The UN's food agency says a three-year drought in southern Madagascar has pushed 1.5 million people into crisis.
The WFP said the number of people in need of assistance had tripled in the past few months.
In the worst-hit area of Amboasary, three-quarters of children have dropped out of school to help their parents look for food.
Some people are exchanging essential household items, such as cooking utensils, for food.
By Souhail Khmira
Football Writer, Tunisia
Business correspondent, BBC News
Kenya's coffee traders are expecting prices for the commodity to remain buoyant and demand for the beans to stay strong ahead of Christmas.
It comes amid predictions of a possible reduction in next year’s crop in Brazil, the world’s biggest coffee exporter.

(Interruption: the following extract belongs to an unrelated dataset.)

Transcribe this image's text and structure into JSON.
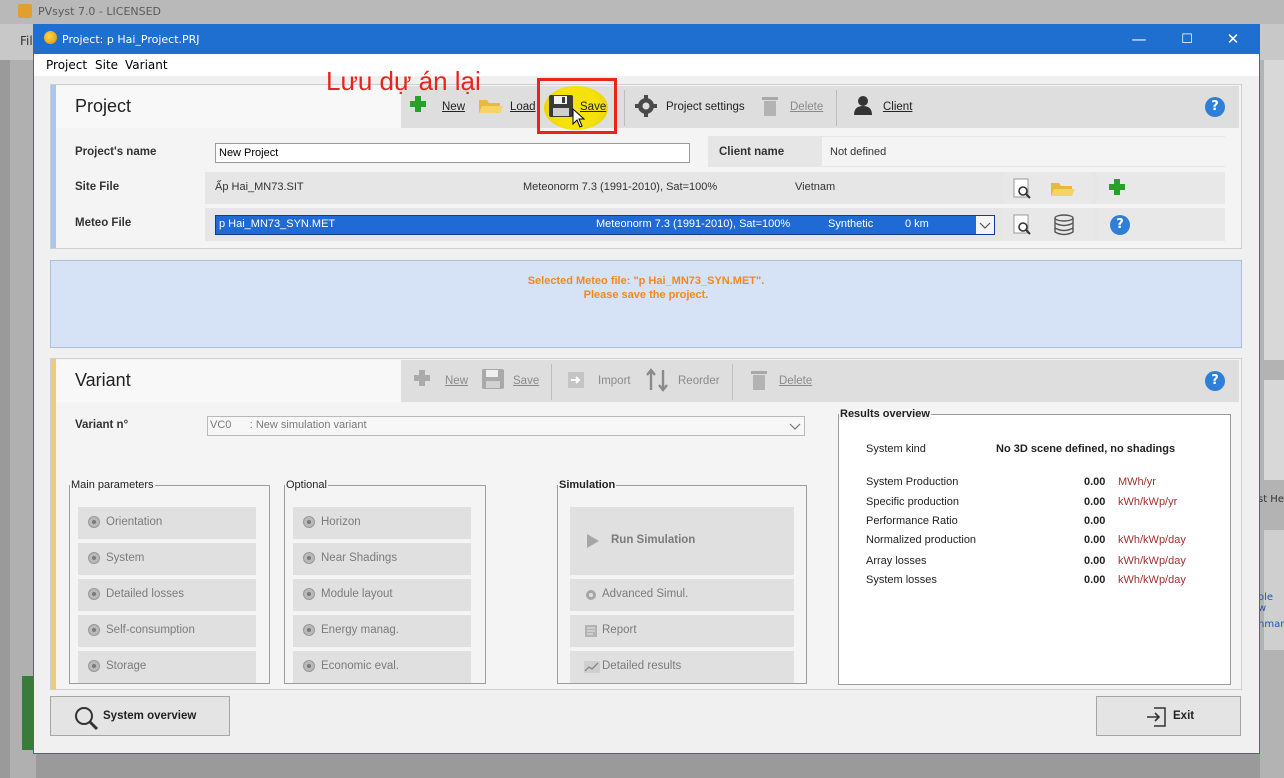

The Nairobi Coffee Exchange reports 50kg bags sold for $259 (£194) each during its latest sale, $10 more than the previous auction.
The increased price is being put down to the high quality of beans on sale, but also to increased demand from traders who are betting on rising sales for Christmas.
African coffee traders are also watching the output from Brazil, as the supplies from that country always influence global prices of the commodity.
Kenya grows mainly Arabica coffee, which puts its plantations in competition with Brazilian farmers, who are expected to follow this year's record crop with another good season, but with output steadying and not a repeat of the big surge of last year.
Kenyan farmers also face regional competition from coffee plantations in Ethiopia and Uganda.
In recent years the country’s coffee farming sector has been trying to recover from years of mismanagement.
The government in Nairobi has launched a plan to revitalise the industry.